To estimate the “real-world” effectiveness of commonly used aids to smoking cessation in England by using longitudinal data.
Published: October 2014
Link to publication: http://www.mayoclinicproceedings.org/article/S0025-6196(14)00629-6/fulltext
Daniel Kotz, PhD
Jamie Brown, PhD
Robert West, PhD
Patients and Methods
We conducted a prospective cohort study in 1560 adult smokers who participated in an English national household survey in the period from November 2006 to March 2012, responded to a 6-month follow-up survey, and made at least 1 quit attempt between the 2 measurements. The quitting method was classified as follows: (1) prescription medication (nicotine replacement therapy [NRT], bupropion, or varenicline) in combination with specialist behavioral support delivered by a National Health Service Stop Smoking Service; (2) prescription medication with brief advice; (3) NRT bought over the counter; (4) none of these. The primary outcome measure was self-reported abstinence up to the time of the 6-month follow-up survey, adjusted for key potential confounders including cigarette dependence.
Compared with smokers using none of the cessation aids, the adjusted odds of remaining abstinent up to the time of the 6-month follow-up survey were 2.58 (95% CI, 1.48-4.52) times higher in users of prescription medication in combination with specialist behavioral support and 1.55 (95% CI, 1.11-2.16) times higher in users of prescription medication with brief advice. The use of NRT bought over the counter was associated with a lower odds of abstinence (odds ratio, 0.68; 95% CI, 0.49-0.94).

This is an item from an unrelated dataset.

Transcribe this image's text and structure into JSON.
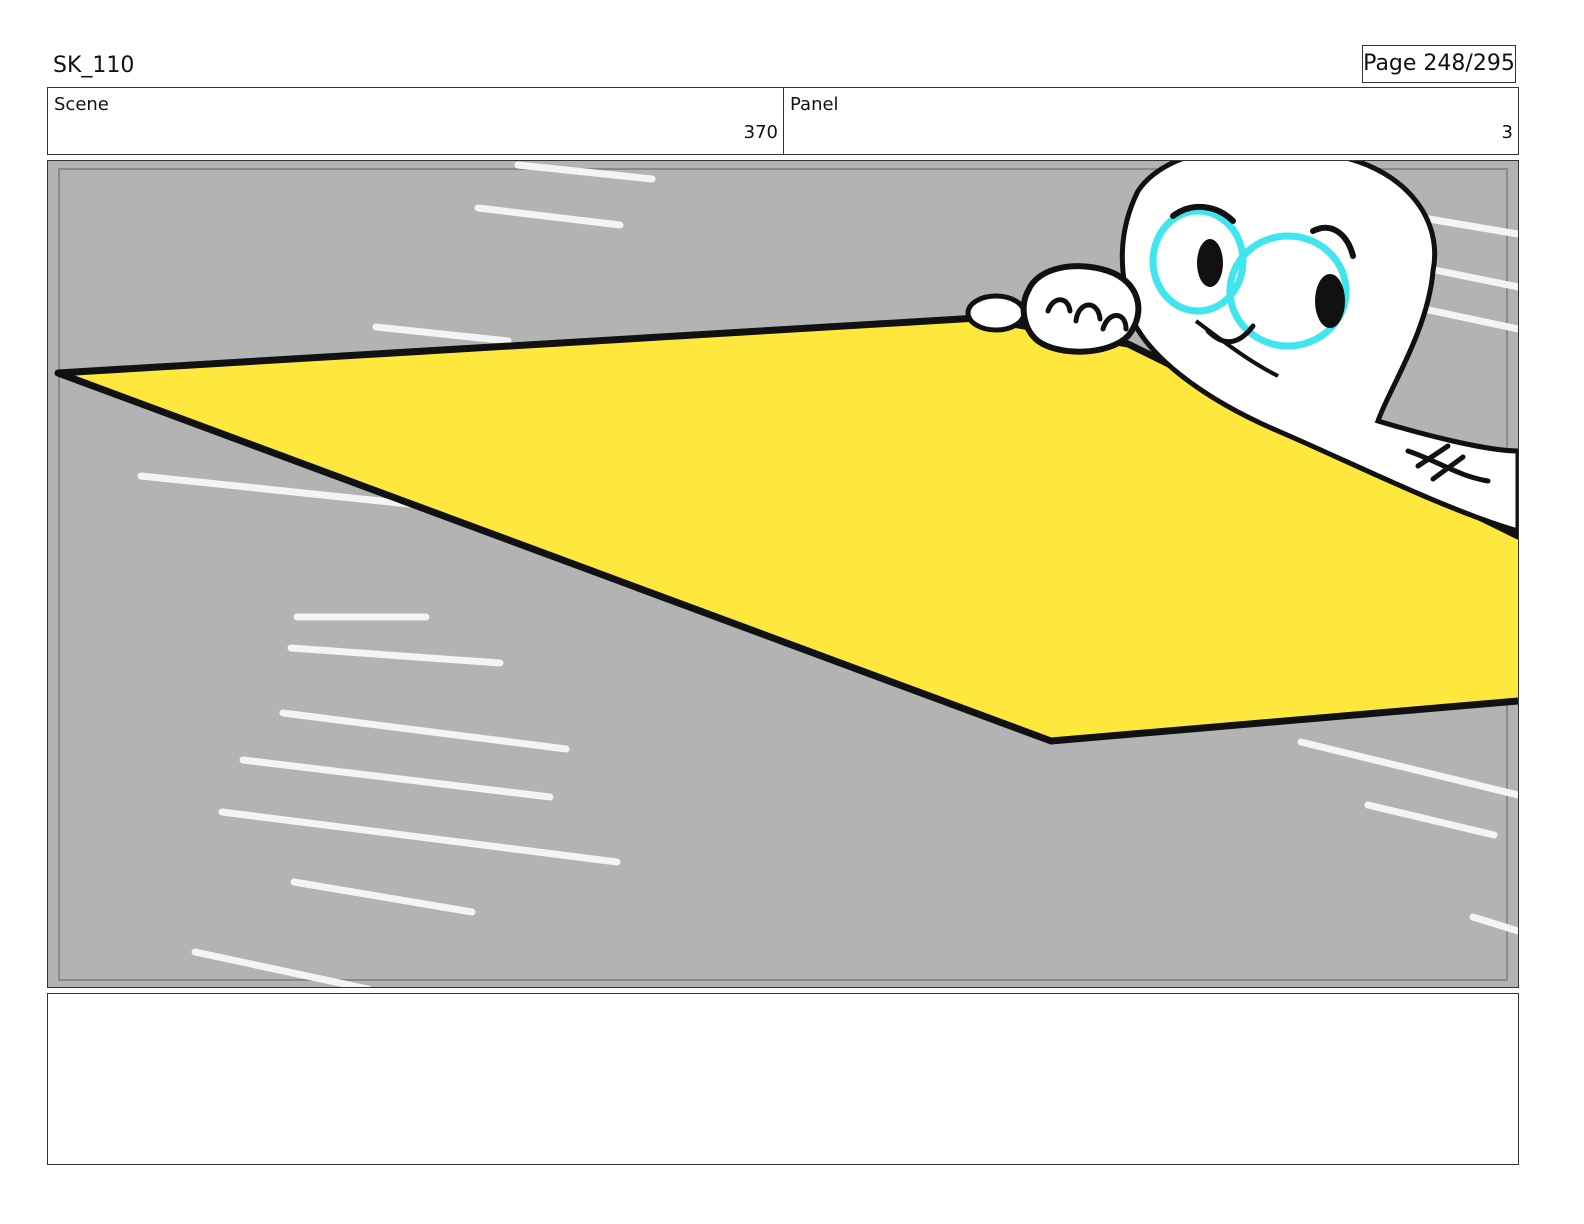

Prescription medication offered with specialist behavioral support and that offered with minimal behavioral support are successful methods of stopping cigarette smoking in England.